Nearing the end of her talk, Torralba emphasized that human beings are just that, human.
“Human beings are not damage-proof. No matter their strong or smiling exterior, people should be allowed to grieve when they experience loss. They should be able to rest with confidence that there is a social safety net that will take care of their needs when disasters strike.”
Twitter user @alexaecvs agreed, saying, “ [sic] let’s stop our politicians to take the narrative of resiliency for their own benefits. let’s stop the manipulation from these politicians and demand accountability. WE ARE THEIR CONSTITUENTS AND THEY MUST BE THE LEADER THAT WE NEED.”
Ideas Worth Spreading
The first TEDxUPLB was conducted last 2013 with the theme “Power to the People.” It was organized by a group of university professors. Since then, the organization has conducted three university events and three salons.

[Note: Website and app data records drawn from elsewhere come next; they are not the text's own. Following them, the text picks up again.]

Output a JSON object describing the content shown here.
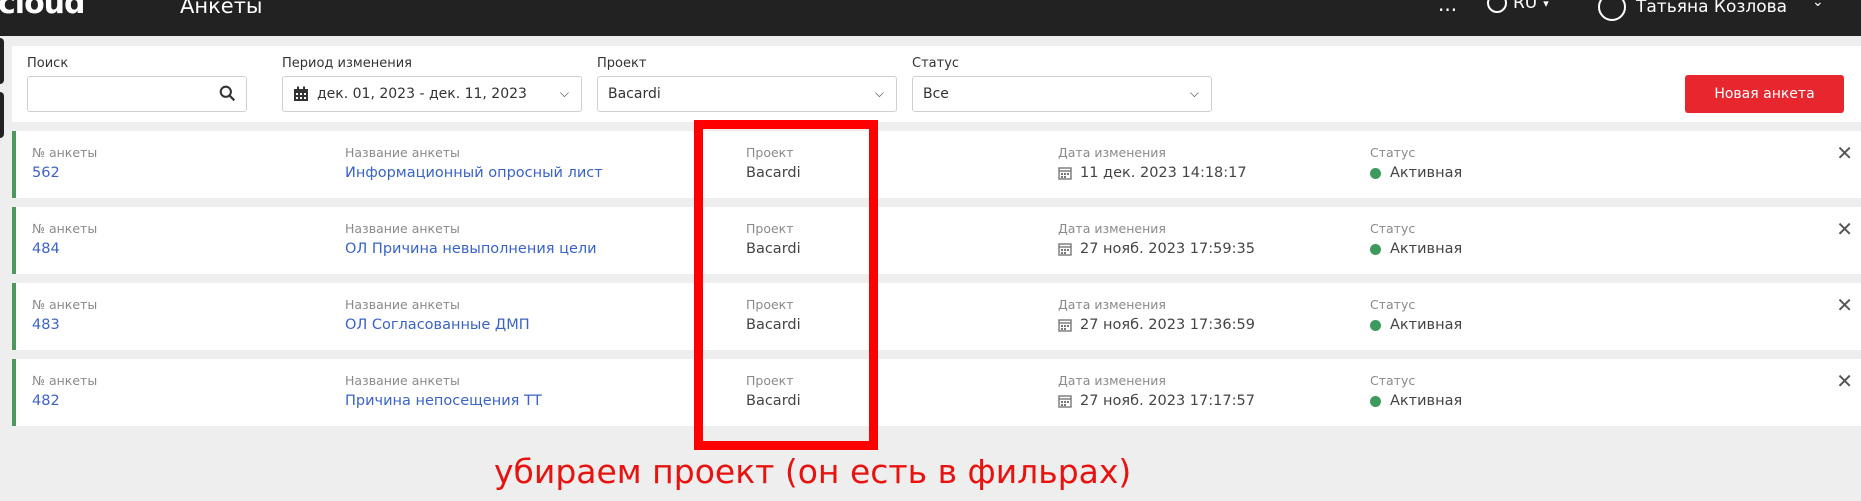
{
  "topbar": {
    "logo": "cloud",
    "title": "Анкеты",
    "more": "...",
    "language": "RU",
    "user_name": "Татьяна Козлова"
  },
  "filters": {
    "search_label": "Поиск",
    "search_value": "",
    "period_label": "Период изменения",
    "period_value": "дек. 01, 2023 - дек. 11, 2023",
    "project_label": "Проект",
    "project_value": "Bacardi",
    "status_label": "Статус",
    "status_value": "Все",
    "new_button": "Новая анкета"
  },
  "columns": {
    "number": "№ анкеты",
    "name": "Название анкеты",
    "project": "Проект",
    "date": "Дата изменения",
    "status": "Статус"
  },
  "rows": [
    {
      "number": "562",
      "name": "Информационный опросный лист",
      "project": "Bacardi",
      "date": "11 дек. 2023 14:18:17",
      "status": "Активная"
    },
    {
      "number": "484",
      "name": "ОЛ Причина невыполнения цели",
      "project": "Bacardi",
      "date": "27 нояб. 2023 17:59:35",
      "status": "Активная"
    },
    {
      "number": "483",
      "name": "ОЛ Согласованные ДМП",
      "project": "Bacardi",
      "date": "27 нояб. 2023 17:36:59",
      "status": "Активная"
    },
    {
      "number": "482",
      "name": "Причина непосещения ТТ",
      "project": "Bacardi",
      "date": "27 нояб. 2023 17:17:57",
      "status": "Активная"
    }
  ],
  "annotation": {
    "text": "убираем проект (он есть в фильрах)",
    "color": "#ff0000"
  },
  "colors": {
    "accent_red": "#e8262e",
    "link_blue": "#3a63c8",
    "status_green": "#3d9a5d",
    "topbar": "#222222"
  }
}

In selecting the speakers for this year’s event, Zairon Reyes from TEDxUPLB’s Curatorship Committee said that choosing ideas is more important than choosing the speakers themselves. TEDxUPLB focused on ideas that show how far we have become as a Filipino society and how far we still have to go. “In reality, there are just too many ideas out there that need to be heard by our audience. But we focused more on those that can be considered as our society’s breakthroughs, limited to those that gave significant impact to the growth of the nation, while still locally relevant in Los Banos,” Reyes added. [P]